“We have two oscillators, and when we bring our hands near the pitch antenna, we’re changing the pitch of one a little bit-and that’s changing the difference frequency,” Dr. Moog explains. “Then we have a circuit that shapes it into a waveform that is rich in harmonics, and we can vary the property of that circuit with the brightness and waveform knobs on the front panel. Then the third oscillator is called, in the parlance of today’s synthesizer technology, a voltage-controlled amplifier-varying the strength of the waveform we’ve created with the pitch oscillator.”

Rob Schwimmer was nice enough to slide by to give me a quick tutorial. Straightaway he turned the treble all the way down on my amp, tuned the low note to an octave below middle C, then patiently attempted to discipline my hands: employing a gentle staccato plucking motion with the left hand while orienting my right hand pinky down, thumb and forefinger together-to hear the center of the note as a string player might-with subtle outward movement of the thumb and forefingers to alter pitch-and don’t be afraid to shake that vibrato.

With Rob feeding me jazz turnarounds on the Korg Triton Studio 88, hoary show tunes downloaded from my subconscious like Michael Feinstein on mushrooms, proceeding more or less in a step-wise melodic manner as I navigated my first halting do-re-mi’s. (Rob suggested I woodshed a bit before attempting to vocalize on the ascending sixths of Monk’s “Misterioso.”) As I grew more confident and began nailing pitches more or less dead on, I could feel the melodies well up inside me with a singing ethereal quality that had all the expressive embodiment of bowing a cello, blowing a trombone, pedaling a timpani, sliding on a pedal-steel guitar or contorting your own diaphragm, rearing back, putting some body English on it and belting out that note-store-me-weehhbb-err!

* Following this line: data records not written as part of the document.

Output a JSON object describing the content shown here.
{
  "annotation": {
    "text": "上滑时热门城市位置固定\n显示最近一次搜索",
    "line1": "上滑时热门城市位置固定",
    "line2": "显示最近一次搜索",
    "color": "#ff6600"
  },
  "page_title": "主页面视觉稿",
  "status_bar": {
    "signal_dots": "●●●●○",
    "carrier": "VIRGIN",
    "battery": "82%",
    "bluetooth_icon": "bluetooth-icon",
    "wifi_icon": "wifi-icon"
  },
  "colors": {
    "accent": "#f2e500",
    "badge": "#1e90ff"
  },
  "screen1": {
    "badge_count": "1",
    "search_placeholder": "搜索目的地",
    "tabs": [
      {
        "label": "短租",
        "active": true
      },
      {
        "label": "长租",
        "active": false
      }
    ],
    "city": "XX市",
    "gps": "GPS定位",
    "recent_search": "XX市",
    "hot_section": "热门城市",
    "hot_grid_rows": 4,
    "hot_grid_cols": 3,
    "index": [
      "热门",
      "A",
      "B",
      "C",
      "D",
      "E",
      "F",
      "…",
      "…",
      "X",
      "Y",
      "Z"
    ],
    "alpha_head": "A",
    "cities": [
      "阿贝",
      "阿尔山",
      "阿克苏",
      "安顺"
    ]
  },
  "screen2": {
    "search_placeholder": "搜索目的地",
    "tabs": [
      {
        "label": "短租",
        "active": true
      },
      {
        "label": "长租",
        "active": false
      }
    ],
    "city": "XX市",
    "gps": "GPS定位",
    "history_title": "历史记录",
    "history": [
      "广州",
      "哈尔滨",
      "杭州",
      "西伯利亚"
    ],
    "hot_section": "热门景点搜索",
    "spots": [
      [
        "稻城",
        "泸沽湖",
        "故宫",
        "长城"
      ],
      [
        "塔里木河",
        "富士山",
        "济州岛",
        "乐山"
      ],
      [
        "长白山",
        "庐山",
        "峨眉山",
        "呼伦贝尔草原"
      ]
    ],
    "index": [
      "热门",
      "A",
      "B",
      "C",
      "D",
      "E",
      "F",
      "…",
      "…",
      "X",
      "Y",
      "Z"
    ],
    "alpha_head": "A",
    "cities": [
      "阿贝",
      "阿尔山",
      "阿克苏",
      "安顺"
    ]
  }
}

Or as Clara Rockmore put it, “Every movement you make is a perfect synchronization of sound and motion.”

No home should be without one.

Originally Published